My father died on Tuesday night.
He was 88.
He was in hospital and had just been treated for an infection. He was very weak and in the end he just died. I last saw him on Monday, and my brother on Tuesday, a few hours before he left us. The consultant told me to prepare for the worst on Monday. We were called just before 11, but by the time we got there he had already died.The nurse who told us was very kind. Then my brother and his wife arrived. We had a little cry then went home.
My father was a Grammar School boy before the war. He went up to senior school a year early, and got a place at Queens College Oxford. He then volunteered and joined the Royal Signals. He never went back to finish his degree. He was a man of conviction. He couldn't stay at university when his contemporaries were fighting Fascism. In the Signals he was a System X installer, amongst other things. He landed shortly after D-Day and ended up in Germany then Egypt where he joined the Archaeological Society. He claimed this was so he could get access to the Officers Mess. Like my Grandfather, who likewise volunteered for the Great War, he never rose above non-commissioned rank. I think neither of them wanted to be a soldier. They just did what was right.
I owe this lesson to him, and I am profoundly grateful.
He was a good athlete and sportsman. When at Blackpool Grammar School in the sixth form he won everything on the track at sportsday, pretty much, plus high jump.He was a good club cricketer as well, being a left handed fast bowler. I only ever saw him play cricket once, when he represented the Parents v the School. He didn't get to bowl much, although he did hit the only boundary in the Parents' innings. Cricket also gave us the Perfect Day together. In 1994 I took a day off work and we went to see the first day of Warwickshire v Northampton. We sat, had a few beers from a cool bag, ate smoked salmon sandwiches, and watched Brian Lara score 197 runs off 193 balls. Lara was caught at full stretch on the boundary for what would have been a 6. When the game started we were two of only a few in the ground. As Lara scored and the sun stayed out the ground filled up until it was standing room only by the end.
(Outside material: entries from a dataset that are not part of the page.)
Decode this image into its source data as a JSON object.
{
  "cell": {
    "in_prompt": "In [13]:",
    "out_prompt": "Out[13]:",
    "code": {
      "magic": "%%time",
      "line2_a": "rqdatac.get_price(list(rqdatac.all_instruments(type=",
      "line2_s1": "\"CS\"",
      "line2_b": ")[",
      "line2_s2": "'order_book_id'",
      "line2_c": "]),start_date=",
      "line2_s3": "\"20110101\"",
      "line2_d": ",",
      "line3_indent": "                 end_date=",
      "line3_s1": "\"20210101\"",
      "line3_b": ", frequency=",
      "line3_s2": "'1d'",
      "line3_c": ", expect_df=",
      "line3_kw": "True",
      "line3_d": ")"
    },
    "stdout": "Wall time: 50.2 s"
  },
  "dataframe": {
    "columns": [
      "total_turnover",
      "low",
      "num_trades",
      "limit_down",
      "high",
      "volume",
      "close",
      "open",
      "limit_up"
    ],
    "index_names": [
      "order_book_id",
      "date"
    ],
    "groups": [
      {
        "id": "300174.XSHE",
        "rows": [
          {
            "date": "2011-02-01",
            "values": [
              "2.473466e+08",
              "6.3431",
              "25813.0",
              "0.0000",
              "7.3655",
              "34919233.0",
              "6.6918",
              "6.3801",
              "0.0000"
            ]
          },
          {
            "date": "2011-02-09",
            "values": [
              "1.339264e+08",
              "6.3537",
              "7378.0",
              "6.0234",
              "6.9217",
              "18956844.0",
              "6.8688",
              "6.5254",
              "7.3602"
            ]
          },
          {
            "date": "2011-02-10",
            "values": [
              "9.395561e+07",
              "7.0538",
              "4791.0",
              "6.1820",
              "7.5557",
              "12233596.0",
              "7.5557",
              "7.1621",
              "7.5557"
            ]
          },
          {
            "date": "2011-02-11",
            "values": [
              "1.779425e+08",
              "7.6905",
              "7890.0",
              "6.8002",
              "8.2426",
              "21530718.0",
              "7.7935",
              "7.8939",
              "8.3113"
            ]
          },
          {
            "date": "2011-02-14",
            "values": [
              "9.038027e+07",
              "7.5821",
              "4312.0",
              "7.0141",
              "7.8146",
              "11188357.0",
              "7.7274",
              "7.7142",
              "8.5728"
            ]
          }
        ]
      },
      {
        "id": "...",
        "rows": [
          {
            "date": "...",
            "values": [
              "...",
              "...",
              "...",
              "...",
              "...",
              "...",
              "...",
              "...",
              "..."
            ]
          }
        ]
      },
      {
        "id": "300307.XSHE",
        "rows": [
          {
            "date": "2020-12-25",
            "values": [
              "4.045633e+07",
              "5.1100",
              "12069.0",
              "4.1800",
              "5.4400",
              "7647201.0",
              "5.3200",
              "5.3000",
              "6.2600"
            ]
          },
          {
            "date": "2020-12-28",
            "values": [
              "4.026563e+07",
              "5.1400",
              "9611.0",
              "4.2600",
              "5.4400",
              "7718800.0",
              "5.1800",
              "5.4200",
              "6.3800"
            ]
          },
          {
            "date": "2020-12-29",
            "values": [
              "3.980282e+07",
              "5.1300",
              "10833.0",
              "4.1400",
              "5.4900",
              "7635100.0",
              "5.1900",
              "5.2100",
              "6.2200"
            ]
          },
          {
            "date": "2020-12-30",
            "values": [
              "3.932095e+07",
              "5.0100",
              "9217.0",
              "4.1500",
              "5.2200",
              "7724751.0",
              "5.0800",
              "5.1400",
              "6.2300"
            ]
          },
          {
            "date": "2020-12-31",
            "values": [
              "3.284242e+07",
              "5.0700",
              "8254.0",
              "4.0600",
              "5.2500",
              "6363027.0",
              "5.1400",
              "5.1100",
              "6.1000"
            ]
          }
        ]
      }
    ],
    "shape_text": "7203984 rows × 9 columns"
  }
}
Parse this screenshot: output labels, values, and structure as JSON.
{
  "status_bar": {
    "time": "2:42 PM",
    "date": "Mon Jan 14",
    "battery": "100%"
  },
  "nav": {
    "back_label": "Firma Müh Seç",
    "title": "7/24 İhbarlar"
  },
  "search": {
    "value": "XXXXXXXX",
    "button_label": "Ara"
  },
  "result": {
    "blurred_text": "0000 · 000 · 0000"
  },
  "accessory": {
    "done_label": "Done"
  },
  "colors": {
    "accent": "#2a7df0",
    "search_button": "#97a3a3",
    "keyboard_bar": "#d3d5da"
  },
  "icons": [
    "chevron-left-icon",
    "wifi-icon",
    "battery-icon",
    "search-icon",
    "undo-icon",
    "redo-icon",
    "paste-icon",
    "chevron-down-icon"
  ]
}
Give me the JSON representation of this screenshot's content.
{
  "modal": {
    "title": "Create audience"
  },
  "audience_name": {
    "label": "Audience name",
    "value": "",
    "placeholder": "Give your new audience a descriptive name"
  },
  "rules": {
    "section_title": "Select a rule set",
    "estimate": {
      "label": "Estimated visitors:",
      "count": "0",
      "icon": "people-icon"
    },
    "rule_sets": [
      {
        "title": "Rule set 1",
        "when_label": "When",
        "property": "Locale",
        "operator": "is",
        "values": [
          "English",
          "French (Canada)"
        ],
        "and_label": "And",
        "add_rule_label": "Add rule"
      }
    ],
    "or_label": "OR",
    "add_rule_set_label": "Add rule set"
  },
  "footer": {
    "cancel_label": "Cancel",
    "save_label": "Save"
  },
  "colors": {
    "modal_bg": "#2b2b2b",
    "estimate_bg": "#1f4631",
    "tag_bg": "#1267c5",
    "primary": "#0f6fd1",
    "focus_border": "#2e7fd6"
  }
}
So, thanks Dad, for showing me how to enjoy this wonderful game and sharing this time with me.
He came from a generation that had "General Knowledge" lessons at school. Although he had a scientific background (he was an industrial chemist) he was interested in pretty much everything. As he got older he read a lot of history, which we sat and discussed. He would tease nurses and carers with more exotic names about their mythological antecedents, phoning me up to make sure he'd got the story of Dido and Aeneas exactly straight in his head. My last conversation with him included a discussion about the supply of grain from Egypt to Rome. Our house always had books, and he was always reading. He joined our pub quiz team as a sub on a number of occasions. He was the perfect ringer.
Again, thanks Dad for the gift of wanting to learn, and understanding that knowledge, for its own sake, is a valuable prize.
He was always good with people. He could remember names and always had time for pretty much anyone. He was also a fearsome and stylish complainer when the need arose (although sometimes it would make my mother cringe). He was always precise about who should be the object of any complaint, knowing that it usually isn't the fault of the person you have to complain to. When I was young we once had a most awful Sunday Lunch in a restaurant in Dunchurch. The peas were hard, the chicken raw in places. He refused to pay, but obtained the bill anyway. He then tipped the waitress on the way out. After all it wasn't her fault the kitchen couldn't cook.
Thanks Dad, for making me aware that people matter.
There is so much more I could say, but that will do for now. I was privileged to know you Dad, let alone be your son. I can never say thank you enough.
So thanks, once more, for everything.